The Los Osos sewer project is coming as close as it’s ever been to getting underway, which is to say basically nowhere.
The latest wrench in an already rusty set of gears came from the California Coastal Commission. On July 15, the commission’s Central Coast District Manager Dan Carl wrote a letter to Public Works Director Paavo Ogren with suggestions on changes the commission would like to see. Carl asked for more work to address seawater intrusion into the Los Osos water supply. He also asked for a better effort to conserve water used during the treatment and disposal process.
The letter comes across as a list of things to take care of before the project reaches the Coastal Commission. Technically, the SLO County Planning Commission could be the last stop for the project. Realistically, however, the planning commission’s decision will likely be appealed to the board of supervisors, and that decision, in turn, will likely be appealed to the Coastal Commission. At each step in the appeal process the previous changes made to the project can be reversed.
“My goal is that we’re trying to make a good project,” said Planning Commissioner Anne Wyatt, “but yeah, there’s that reality of knowing that it’s going upwards.”

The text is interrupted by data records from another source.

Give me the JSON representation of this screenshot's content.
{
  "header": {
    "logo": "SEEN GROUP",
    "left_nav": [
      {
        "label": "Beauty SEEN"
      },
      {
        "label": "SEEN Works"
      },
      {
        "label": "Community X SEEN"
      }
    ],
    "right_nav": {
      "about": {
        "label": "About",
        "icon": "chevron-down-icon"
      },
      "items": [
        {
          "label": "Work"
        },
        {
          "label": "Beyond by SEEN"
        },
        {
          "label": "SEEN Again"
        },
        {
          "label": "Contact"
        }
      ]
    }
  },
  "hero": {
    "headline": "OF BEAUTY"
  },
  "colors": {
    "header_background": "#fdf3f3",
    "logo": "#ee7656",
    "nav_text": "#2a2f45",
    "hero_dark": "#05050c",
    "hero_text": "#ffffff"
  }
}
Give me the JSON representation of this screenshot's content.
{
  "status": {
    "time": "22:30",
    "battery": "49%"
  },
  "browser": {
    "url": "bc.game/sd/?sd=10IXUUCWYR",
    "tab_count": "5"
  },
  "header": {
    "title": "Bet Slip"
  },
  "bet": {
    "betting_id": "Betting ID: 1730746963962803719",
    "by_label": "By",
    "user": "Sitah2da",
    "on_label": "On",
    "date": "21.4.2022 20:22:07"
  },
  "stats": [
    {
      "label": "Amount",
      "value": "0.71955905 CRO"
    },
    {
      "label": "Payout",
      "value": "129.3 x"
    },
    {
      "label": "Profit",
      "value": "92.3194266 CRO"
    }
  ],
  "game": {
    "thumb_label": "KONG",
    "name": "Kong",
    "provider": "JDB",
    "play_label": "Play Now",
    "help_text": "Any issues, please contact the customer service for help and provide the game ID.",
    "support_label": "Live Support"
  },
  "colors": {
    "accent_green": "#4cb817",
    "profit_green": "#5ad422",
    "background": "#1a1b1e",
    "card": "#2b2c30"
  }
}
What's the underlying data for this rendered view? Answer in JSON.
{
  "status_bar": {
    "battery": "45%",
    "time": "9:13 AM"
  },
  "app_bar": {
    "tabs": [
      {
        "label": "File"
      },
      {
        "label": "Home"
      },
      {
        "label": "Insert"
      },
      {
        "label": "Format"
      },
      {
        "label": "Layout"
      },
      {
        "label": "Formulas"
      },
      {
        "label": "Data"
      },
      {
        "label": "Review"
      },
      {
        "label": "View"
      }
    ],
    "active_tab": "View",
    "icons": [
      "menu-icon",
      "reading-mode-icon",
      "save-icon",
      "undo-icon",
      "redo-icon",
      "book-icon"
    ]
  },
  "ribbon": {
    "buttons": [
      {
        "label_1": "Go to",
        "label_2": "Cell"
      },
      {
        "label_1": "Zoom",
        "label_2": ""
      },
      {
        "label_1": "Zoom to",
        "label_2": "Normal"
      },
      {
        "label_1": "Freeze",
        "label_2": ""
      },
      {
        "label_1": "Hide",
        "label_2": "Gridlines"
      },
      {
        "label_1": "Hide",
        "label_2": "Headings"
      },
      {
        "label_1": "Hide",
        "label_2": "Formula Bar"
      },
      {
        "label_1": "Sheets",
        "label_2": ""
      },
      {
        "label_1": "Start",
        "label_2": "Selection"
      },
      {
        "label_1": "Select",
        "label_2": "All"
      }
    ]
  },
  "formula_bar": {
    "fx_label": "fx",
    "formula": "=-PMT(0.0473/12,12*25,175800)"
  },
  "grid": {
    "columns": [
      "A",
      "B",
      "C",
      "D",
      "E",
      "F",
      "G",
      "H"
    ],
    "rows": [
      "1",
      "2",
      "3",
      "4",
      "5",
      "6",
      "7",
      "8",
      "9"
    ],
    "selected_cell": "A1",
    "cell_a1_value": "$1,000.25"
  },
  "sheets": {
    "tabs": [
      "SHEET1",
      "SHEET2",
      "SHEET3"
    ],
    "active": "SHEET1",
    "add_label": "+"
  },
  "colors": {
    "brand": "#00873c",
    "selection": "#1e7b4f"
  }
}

In a written statement Ogren provided to New Times, he said, “We are appreciative of the level of attention that Coastal Commission staff has recently devoted to this project, which is well before formal proceedings that may involve the commission.”
In fact, county planning commissioners have feverishly reviewed the project and already made changes to the original design. They moved the treatment facility from the agricultural Tonini Ranch site (on agricultural land outside of the water basin) to the Giacomazzi site near the Los Osos cemetery.
Critics of the Tonini site say water disposed there would not be recharged into the town’s water supply. Any impact to the water supply would come from the site where the treated wastewater is disposed and Public Works engineers said either location of the treatment site would be environmentally equal. As of this printing, commissioners had yet to decide if or where to move the disposal site, but were leaning away from Tonini.